BBC’s Science Focus recommends indulging in another few minutes of shut-eye, because Swedish research shows hitting the snooze button on your morning alarm can boost brain function:
Of the 1,732 adults who participated, 69 per cent reported that they use the snooze function of their alarms. These snoozers tended to be younger people than non-snoozers. They also had later chronotypes (which influence how active you are at different times of day) – meaning they were ‘night owls’. Snoozers were also more likely to sleep for a shorter amount of time and to experience morning drowsiness.
In the second study, only regular snoozers were examined. The participants were either allowed to snooze for 30 minutes or were made to get up abruptly – and then asked to perform arithmetic and memory tests. These tests took place immediately and then throughout the day.
Participants gifted an extra 30 minutes of snoozing performed better on most of the tests after finally waking. The researchers explain this may be because snoozing allows you to reach a lighter sleep stage than slow-wave sleep or rapid-eye-movement (REM) sleep – which your first alarm is likely to catch you in.
However, the benefits of snoozing disappeared after 40 minutes.
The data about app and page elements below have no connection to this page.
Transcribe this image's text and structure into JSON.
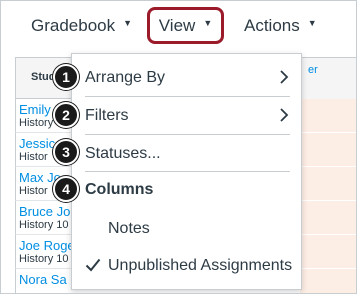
{
  "toolbar": {
    "gradebook_label": "Gradebook",
    "view_label": "View",
    "actions_label": "Actions",
    "caret_glyph": "▼"
  },
  "table": {
    "student_header": "Student",
    "right_header": "er",
    "students": [
      {
        "name": "Emily",
        "section": "History"
      },
      {
        "name": "Jessica",
        "section": "Histor"
      },
      {
        "name": "Max Jo",
        "section": "Histor"
      },
      {
        "name": "Bruce Jo",
        "section": "History 10"
      },
      {
        "name": "Joe Roge",
        "section": "History 10"
      },
      {
        "name": "Nora Sa",
        "section": ""
      }
    ]
  },
  "menu": {
    "items": [
      {
        "label": "Arrange By",
        "badge": "1",
        "has_submenu": true
      },
      {
        "label": "Filters",
        "badge": "2",
        "has_submenu": true
      },
      {
        "label": "Statuses...",
        "badge": "3",
        "has_submenu": false
      }
    ],
    "columns_header": {
      "label": "Columns",
      "badge": "4"
    },
    "column_options": [
      {
        "label": "Notes",
        "checked": false
      },
      {
        "label": "Unpublished Assignments",
        "checked": true
      }
    ]
  },
  "colors": {
    "view_highlight_border": "#9b1b2a",
    "link_blue": "#008ee2",
    "text": "#2d3b45",
    "badge": "#1a1a1a",
    "cell_tint": "#fdeee5"
  }
}
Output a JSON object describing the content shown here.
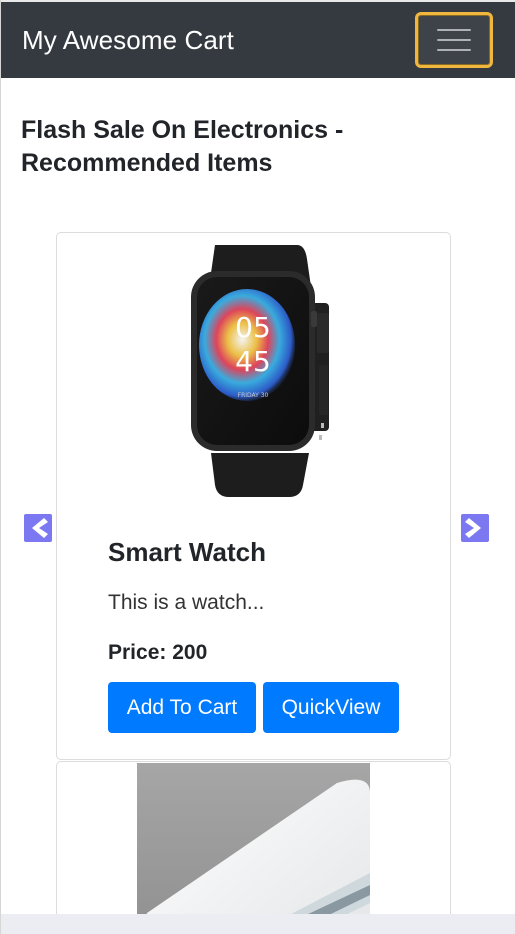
{
  "navbar": {
    "brand": "My Awesome Cart",
    "toggler_icon": "hamburger-menu-icon"
  },
  "section": {
    "heading": "Flash Sale On Electronics - Recommended Items"
  },
  "carousel": {
    "prev_icon": "chevron-left-icon",
    "next_icon": "chevron-right-icon",
    "arrow_color": "#7b78f2",
    "items": [
      {
        "image": "smart-watch-image",
        "watch_time_hour": "05",
        "watch_time_min": "45",
        "watch_date": "FRIDAY 30",
        "title": "Smart Watch",
        "description": "This is a watch...",
        "price_label": "Price:",
        "price_value": "200",
        "add_to_cart": "Add To Cart",
        "quick_view": "QuickView"
      },
      {
        "image": "air-conditioner-image"
      }
    ]
  },
  "colors": {
    "navbar_bg": "#343a40",
    "button_primary": "#007bff",
    "toggler_focus": "#f0b73f"
  }
}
At this point, the study suggests, your performance on cognitive tasks won’t be affected whether you snooze or wake up immediately.
You can read more of the snooze-button study here, in the Journal of Sleep Research.